The phrase is always used in the playful sense and does not carry a pejorative connotation at all. It does seem the phrase is enjoying slightly more popularity outside the United States than inside, but that may just be in print instances.

As with many phrases, the origin is unclear and without evidence. Popular myths include adding weight to executions and thieves tripping people to rob them, but neither story has validity. The earliest usage was in the late 1800s, and was in fact an explanation of the phrase, which suggests it was newly coined.

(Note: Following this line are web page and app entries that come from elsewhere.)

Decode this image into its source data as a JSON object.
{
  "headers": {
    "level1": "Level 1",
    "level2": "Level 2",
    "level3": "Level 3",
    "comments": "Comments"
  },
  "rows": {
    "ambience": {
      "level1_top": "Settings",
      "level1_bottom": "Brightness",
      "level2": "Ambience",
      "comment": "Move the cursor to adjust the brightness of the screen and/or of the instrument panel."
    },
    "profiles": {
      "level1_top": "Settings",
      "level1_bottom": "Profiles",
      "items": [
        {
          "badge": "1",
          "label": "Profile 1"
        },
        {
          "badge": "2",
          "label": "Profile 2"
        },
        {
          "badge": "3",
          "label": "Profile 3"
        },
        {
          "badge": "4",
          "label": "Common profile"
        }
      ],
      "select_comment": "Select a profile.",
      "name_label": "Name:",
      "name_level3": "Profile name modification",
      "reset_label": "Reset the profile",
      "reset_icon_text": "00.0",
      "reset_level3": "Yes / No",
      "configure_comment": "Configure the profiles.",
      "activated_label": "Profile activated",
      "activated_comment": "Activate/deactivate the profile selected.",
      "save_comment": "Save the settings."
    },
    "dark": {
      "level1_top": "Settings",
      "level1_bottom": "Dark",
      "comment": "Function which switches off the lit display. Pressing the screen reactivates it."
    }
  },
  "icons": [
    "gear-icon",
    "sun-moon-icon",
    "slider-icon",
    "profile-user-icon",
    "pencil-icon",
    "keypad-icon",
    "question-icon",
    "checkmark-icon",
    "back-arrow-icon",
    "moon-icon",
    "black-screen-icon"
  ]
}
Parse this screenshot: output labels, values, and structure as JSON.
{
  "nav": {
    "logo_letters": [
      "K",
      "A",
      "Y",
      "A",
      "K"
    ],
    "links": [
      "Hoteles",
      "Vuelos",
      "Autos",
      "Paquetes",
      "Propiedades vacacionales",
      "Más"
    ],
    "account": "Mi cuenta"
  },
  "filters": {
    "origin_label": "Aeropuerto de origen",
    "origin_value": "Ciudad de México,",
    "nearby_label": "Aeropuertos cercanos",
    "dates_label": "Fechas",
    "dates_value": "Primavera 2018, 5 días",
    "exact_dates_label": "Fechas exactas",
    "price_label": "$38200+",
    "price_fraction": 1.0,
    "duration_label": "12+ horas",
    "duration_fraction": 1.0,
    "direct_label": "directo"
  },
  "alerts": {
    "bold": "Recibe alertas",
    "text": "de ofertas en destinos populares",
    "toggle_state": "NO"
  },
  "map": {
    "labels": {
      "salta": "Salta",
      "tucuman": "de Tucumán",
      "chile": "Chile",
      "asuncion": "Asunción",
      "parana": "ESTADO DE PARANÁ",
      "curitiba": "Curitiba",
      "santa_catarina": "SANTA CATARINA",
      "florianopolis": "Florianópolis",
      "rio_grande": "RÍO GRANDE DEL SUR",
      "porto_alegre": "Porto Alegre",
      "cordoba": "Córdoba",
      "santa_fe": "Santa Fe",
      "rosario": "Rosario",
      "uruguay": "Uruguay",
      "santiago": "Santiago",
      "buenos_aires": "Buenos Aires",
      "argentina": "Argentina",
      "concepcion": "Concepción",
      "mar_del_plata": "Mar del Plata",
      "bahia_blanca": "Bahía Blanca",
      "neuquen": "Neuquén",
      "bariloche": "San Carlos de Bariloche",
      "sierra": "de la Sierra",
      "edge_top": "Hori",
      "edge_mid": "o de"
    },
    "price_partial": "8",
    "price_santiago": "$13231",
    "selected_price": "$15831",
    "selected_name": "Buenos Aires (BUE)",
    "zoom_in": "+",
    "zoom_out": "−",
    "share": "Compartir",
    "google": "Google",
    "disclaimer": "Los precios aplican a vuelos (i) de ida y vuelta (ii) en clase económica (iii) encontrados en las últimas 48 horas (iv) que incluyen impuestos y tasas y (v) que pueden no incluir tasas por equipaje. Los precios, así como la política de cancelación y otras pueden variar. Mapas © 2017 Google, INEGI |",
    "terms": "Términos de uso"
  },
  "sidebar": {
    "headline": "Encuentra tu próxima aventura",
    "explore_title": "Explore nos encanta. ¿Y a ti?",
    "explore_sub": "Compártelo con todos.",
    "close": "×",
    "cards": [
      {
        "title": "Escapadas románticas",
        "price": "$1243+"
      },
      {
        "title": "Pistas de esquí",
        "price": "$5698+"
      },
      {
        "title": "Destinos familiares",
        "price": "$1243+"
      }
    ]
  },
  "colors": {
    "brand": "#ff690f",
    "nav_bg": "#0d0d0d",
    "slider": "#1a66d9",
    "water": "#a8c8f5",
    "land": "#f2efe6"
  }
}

Another reason any story referencing the medieval times  shouldn’t be believed.


She said: “The councillor phoned me and started talking about pot holes and I thought he was trying to pull my leg.” [The Telegraph]

“He (Ghatpande) even pulled my leg, saying you’ve left your gods and are leaning towards us,” she says. [New Indian Express]

But he was always good-natured about it and was the first to laugh when he figured out somebody was pulling his leg. [The Des Moines Register]

Shah Rukh pulls her leg about her not being able to remember how many pigeons there were and gets mock beaten up by Farida Jalal. [India]